Greed, betrayal and vengeance set the stage for this Sir Arthur Conan Doyle classic. Mary Morstan, a young governess, has been receiving a rare and lustrous pearl annually from an anonymous... See full summary »
A young woman turns to Sherlock Holmes for protection when she's menaced by an escaped killer seeking missing treasure. However, when the woman is kidnapped, Holmes and Watson must penetrate the city's criminal underworld to find her.
A brief establishing shot of Baker Street, with a street-cleaning cart passing by, is actually a piece of footage from "The Private Life Of Sherlock Holmes" (1970). See more »
The police inspector played by Terence Rigby is named "Layton", but was supposed to be the more famous Inspector Lestrade. You can clearly see Ian Richardson and the other actors mouthing the name "Lestrade" throughout the production, but for some reason they were all dubbed over with "Layton". See more »
Although in some parts not too faithful to the original story this is a good Holmes adaptation. Everyone involved is making a good effort and the the finished product is solid enough.
One thing I did definitely not like is the way Tonga was presented. I am aware that he was portrayed as "so deeply marked with all bestiality and cruelty (and that) his small eyes glowed and burned with a sombre light, and his thick lips were writhed back from his teeth, which grinned and chattered at us with half animal fury" (quote from the original story). I'm sure I can't apply 21st century political correctness to a 19th century story but the scenes where Small fed his companion with raw meat in an earth hole were definitely not necessary in a 1983 production.
Still, this being the only thing that bothers me a bit, this is a great movie.

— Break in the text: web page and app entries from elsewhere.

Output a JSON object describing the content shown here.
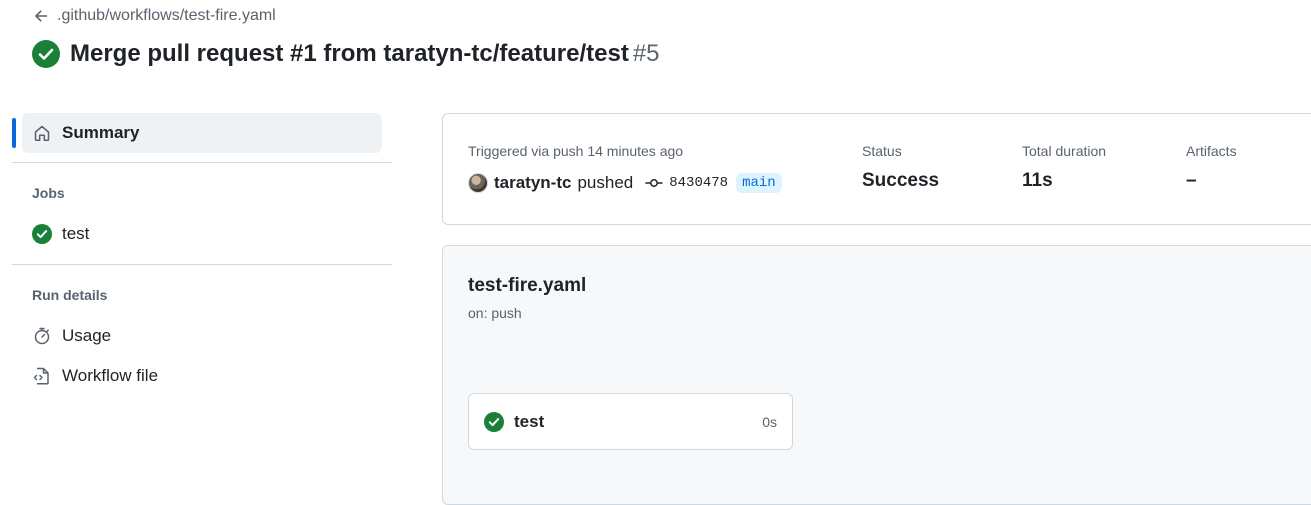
{
  "header": {
    "back_path": ".github/workflows/test-fire.yaml",
    "title": "Merge pull request #1 from taratyn-tc/feature/test",
    "run_number": "#5",
    "status_color": "#1a7f37"
  },
  "sidebar": {
    "summary_label": "Summary",
    "jobs_heading": "Jobs",
    "jobs": [
      {
        "label": "test",
        "status": "success"
      }
    ],
    "run_details_heading": "Run details",
    "run_details": [
      {
        "label": "Usage",
        "icon": "stopwatch-icon"
      },
      {
        "label": "Workflow file",
        "icon": "file-code-icon"
      }
    ]
  },
  "summary": {
    "trigger_text": "Triggered via push 14 minutes ago",
    "actor": "taratyn-tc",
    "action": "pushed",
    "commit_sha": "8430478",
    "branch": "main",
    "status_label": "Status",
    "status_value": "Success",
    "duration_label": "Total duration",
    "duration_value": "11s",
    "artifacts_label": "Artifacts",
    "artifacts_value": "–"
  },
  "workflow": {
    "file_name": "test-fire.yaml",
    "trigger": "on: push",
    "jobs": [
      {
        "label": "test",
        "duration": "0s",
        "status": "success"
      }
    ]
  }
}
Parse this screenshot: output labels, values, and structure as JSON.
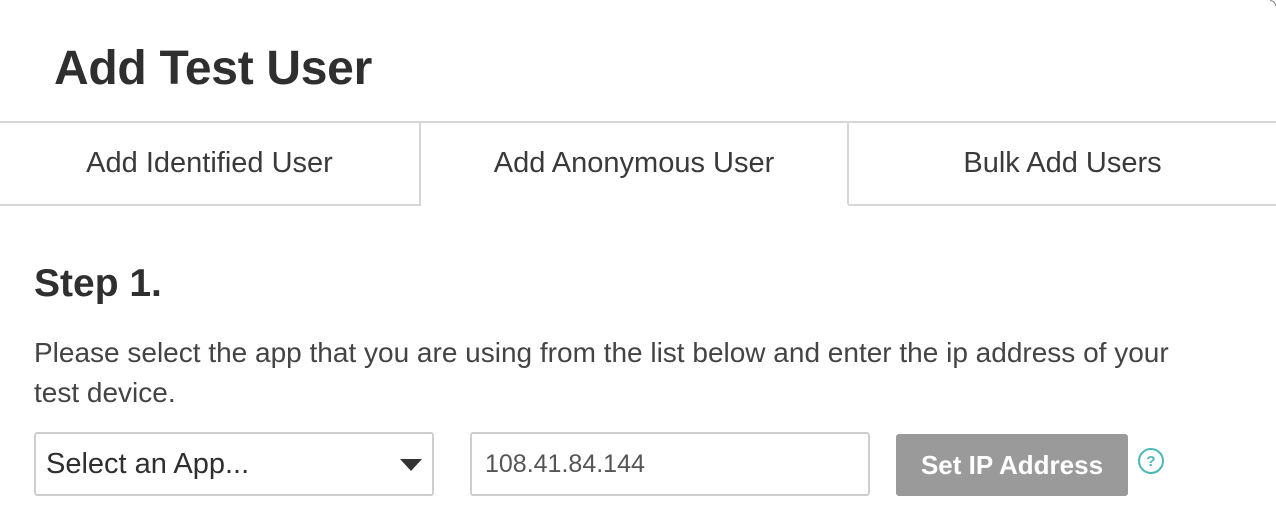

Ian Richardson comes close to my idea of Holmes and is second in line for my favourite Holmes, Brett AND Rathbone being in the fist place.
3 of 3 people found this review helpful.
Was this review helpful to you?